● Your goal: Without changing anything, set down every line shown below.

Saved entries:
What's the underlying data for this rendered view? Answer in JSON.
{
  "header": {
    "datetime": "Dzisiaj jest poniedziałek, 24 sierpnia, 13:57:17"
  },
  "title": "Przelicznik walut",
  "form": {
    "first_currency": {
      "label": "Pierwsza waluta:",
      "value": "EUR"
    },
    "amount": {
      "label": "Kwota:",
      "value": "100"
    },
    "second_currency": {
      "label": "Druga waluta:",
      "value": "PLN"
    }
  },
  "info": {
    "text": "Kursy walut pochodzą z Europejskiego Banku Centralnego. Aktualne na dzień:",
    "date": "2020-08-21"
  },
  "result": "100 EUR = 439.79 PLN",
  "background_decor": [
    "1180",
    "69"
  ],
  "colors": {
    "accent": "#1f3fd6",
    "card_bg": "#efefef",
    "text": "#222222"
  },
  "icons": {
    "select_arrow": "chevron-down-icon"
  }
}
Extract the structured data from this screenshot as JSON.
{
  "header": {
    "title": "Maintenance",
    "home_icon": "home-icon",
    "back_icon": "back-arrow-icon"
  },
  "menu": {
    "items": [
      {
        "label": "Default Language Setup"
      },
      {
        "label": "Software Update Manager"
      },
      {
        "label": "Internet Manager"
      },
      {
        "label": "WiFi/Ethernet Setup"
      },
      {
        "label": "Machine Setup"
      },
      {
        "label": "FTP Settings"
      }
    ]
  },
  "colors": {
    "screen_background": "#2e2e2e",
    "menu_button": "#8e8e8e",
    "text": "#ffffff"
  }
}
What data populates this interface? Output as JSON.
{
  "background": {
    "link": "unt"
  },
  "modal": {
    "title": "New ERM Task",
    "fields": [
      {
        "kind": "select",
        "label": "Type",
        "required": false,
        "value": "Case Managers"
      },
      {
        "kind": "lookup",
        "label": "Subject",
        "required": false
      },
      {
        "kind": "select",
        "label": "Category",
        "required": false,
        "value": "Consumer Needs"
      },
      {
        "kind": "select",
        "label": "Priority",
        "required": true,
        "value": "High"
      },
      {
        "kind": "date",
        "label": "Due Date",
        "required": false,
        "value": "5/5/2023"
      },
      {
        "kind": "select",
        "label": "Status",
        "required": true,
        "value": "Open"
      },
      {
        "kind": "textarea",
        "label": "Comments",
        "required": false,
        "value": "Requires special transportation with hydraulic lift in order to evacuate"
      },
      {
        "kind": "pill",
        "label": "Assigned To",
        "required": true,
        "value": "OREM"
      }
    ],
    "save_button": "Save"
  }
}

● Answer below:
What's the underlying data for this rendered view? Answer in JSON.
{
  "header": {
    "datetime": "Dzisiaj jest poniedziałek, 24 sierpnia, 13:57:17"
  },
  "title": "Przelicznik walut",
  "form": {
    "first_currency": {
      "label": "Pierwsza waluta:",
      "value": "EUR"
    },
    "amount": {
      "label": "Kwota:",
      "value": "100"
    },
    "second_currency": {
      "label": "Druga waluta:",
      "value": "PLN"
    }
  },
  "info": {
    "text": "Kursy walut pochodzą z Europejskiego Banku Centralnego. Aktualne na dzień:",
    "date": "2020-08-21"
  },
  "result": "100 EUR = 439.79 PLN",
  "background_decor": [
    "1180",
    "69"
  ],
  "colors": {
    "accent": "#1f3fd6",
    "card_bg": "#efefef",
    "text": "#222222"
  },
  "icons": {
    "select_arrow": "chevron-down-icon"
  }
}
Extract the structured data from this screenshot as JSON.
{
  "header": {
    "title": "Maintenance",
    "home_icon": "home-icon",
    "back_icon": "back-arrow-icon"
  },
  "menu": {
    "items": [
      {
        "label": "Default Language Setup"
      },
      {
        "label": "Software Update Manager"
      },
      {
        "label": "Internet Manager"
      },
      {
        "label": "WiFi/Ethernet Setup"
      },
      {
        "label": "Machine Setup"
      },
      {
        "label": "FTP Settings"
      }
    ]
  },
  "colors": {
    "screen_background": "#2e2e2e",
    "menu_button": "#8e8e8e",
    "text": "#ffffff"
  }
}
What data populates this interface? Output as JSON.
{
  "background": {
    "link": "unt"
  },
  "modal": {
    "title": "New ERM Task",
    "fields": [
      {
        "kind": "select",
        "label": "Type",
        "required": false,
        "value": "Case Managers"
      },
      {
        "kind": "lookup",
        "label": "Subject",
        "required": false
      },
      {
        "kind": "select",
        "label": "Category",
        "required": false,
        "value": "Consumer Needs"
      },
      {
        "kind": "select",
        "label": "Priority",
        "required": true,
        "value": "High"
      },
      {
        "kind": "date",
        "label": "Due Date",
        "required": false,
        "value": "5/5/2023"
      },
      {
        "kind": "select",
        "label": "Status",
        "required": true,
        "value": "Open"
      },
      {
        "kind": "textarea",
        "label": "Comments",
        "required": false,
        "value": "Requires special transportation with hydraulic lift in order to evacuate"
      },
      {
        "kind": "pill",
        "label": "Assigned To",
        "required": true,
        "value": "OREM"
      }
    ],
    "save_button": "Save"
  }
}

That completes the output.